* Russian banks have $28 bln of exposure to Ukraine
* VTB, Sberbank suspend new loans
* Rating agencies see risks of exposure, say Russian banks
By Megan Davies
MOSCOW, Feb 26 Russia's second-largest bank VTB
has joined Sberbank in saying it would halt
new lending in Ukraine, underlining concerns over financial
risks due to political turmoil in Kiev.
Ukrainian President Viktor Yanukovich was driven from power
over the weekend after months of upheaval sparked by his
decision to spurn deals with the European Union and improve ties
with Russia. While the country has an interim leader, a new
government is yet to be formed.
"It is hard to evaluate the risk at the moment," VTB Chief
Executive Andrei Kostin said at a press conference on Wednesday.
While other foreign lenders have cut their Ukraine exposure
in the five years since the 2008 collapse of Lehman
Brothers - to 20 percent of Ukraine banking sector assets in
2012 from 40 percent in 2008, according to a Raiffeisen Research
survey - Russian banks stayed. They now account for 12 percent
of the sector..
Russia's President Vladimir Putin said that Russian banks
have an estimated $28 billion of exposure to its neighbour, with
Gazprombank, Vnesheconombank (VEB), Sberbank and VTB among the
Ratings agencies Moody's and Fitch this week cautioned of
the risks these banks faced in their loans to Ukrainian
businesses if the economy slides into recession and the currency
continues to plummet.
Kostin said the bank had stopped issuing new loans.
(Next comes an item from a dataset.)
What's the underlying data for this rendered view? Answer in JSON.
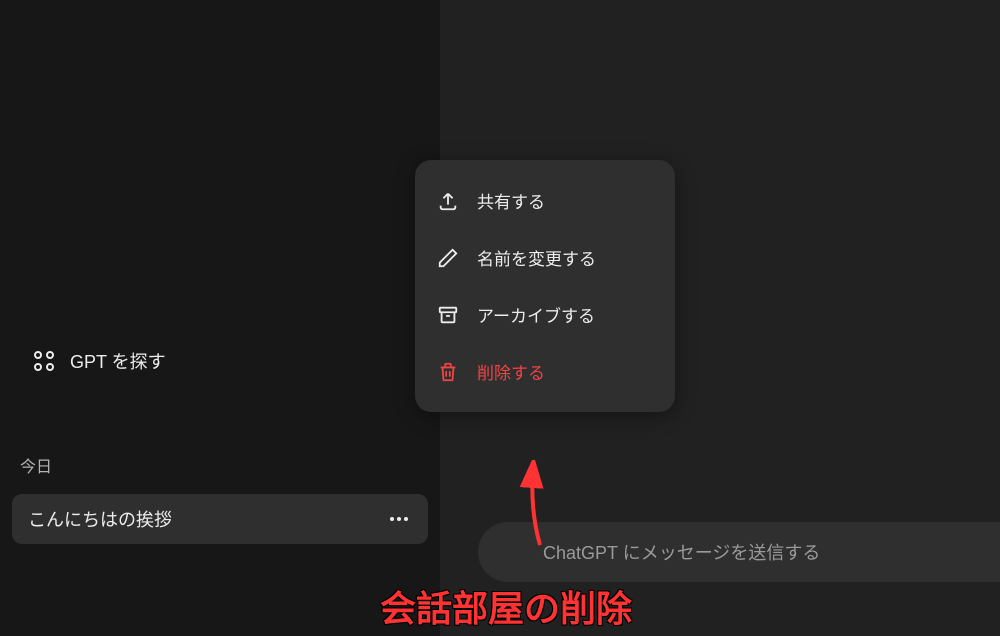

VTB
later clarified that the bank was no longer issuing new loans to
either companies or individuals.
The move followed a similar statement from German Gref, head
of Russia's largest bank Sberbank, who said on Friday that the
bank had temporarily suspended lending, although the bank would
continue to extend credit to large enterprises whose financial
condition was sound.
Credit agencies have rung warning bells over the exposure of
Russia's banks, but they also reassured that they should be able
to cover any losses with their earnings or be propped up with
Fitch on Tuesday said that Russian banks' exposure may
"materially impact the solvency of some institutions" if
borrowers suffer as a result of economic stress. But the agency
expects the Russian government would step in, partly due to
government ownership levels in those banks.
Rival agency Moody's said earlier in the week that while
Russian bank exposure to Ukraine was significant, it remained
manageable and that Russian banks could easily absorb any credit
losses due to Ukraine's crisis from their earnings this year.
In a separate warning, the U.S. Treasury advised banks on
Tuesday to look out for potentially suspicious transfers of
financial assets by Yanukovich, who is in hiding, or members of
his inner circle.
EXPOSURE IN BILLIONS
VTB has said it has exposure to Ukraine of 20 billion
roubles ($560 million), which Kostin said was largely through
big private companies, some of which are exporters.
The bank's business in Ukraine amounts to about 2-3 percent
of total operations, Kostin said, adding the bank aimed to stay
in Ukraine for the long term.
"We hope the situation will stabilise soon," Kostin told
Sberbank had exposure of 130 billion roubles ($4 billion)
to Ukraine - or less than 1 percent of its balance sheet of $460
billion - at the end of the third quarter. Gref, of Sberbank,
said in December the bank would be able to absorb losses in
Ukraine thanks to its strong capital base.
Russia's state development bank, VEB, said in December its
own loan exposure in Ukraine was nearly $4 billion, mostly
through subsidiary Prominvestbank. It said on Monday it had no
plans to exit Prominvestbank and was providing the bank with
necessary liquidity support.
Austria's Raiffeisen Bank International, which has credit
exposure to Ukraine of 5.8 billion euros, or 3.5 percent of its
total, declined to comment on the situation in the country as it
was in such flux.
Other foreign banks in Ukraine have been taking precautions
to buffer themselves. Hungary's OTP Bank, whose subsidiary
in Ukraine is one of the bank's main avenues for growth, told
Reuters on Wednesday that it was prepared for a devaluation of
the Ukrainian hryvnia.
"OTP Bank Ukraine has consciously prepared for a devaluation
of the hryvnia," the bank said in an emailed statement. "For the
bank's open foreign currency positions and loans the course of
the exchange rate is a predictable and managed risk."
VTB's shares closed 1.3 percent lower on Wednesday,
underperforming the broad MICEX index which ended 0.6 percent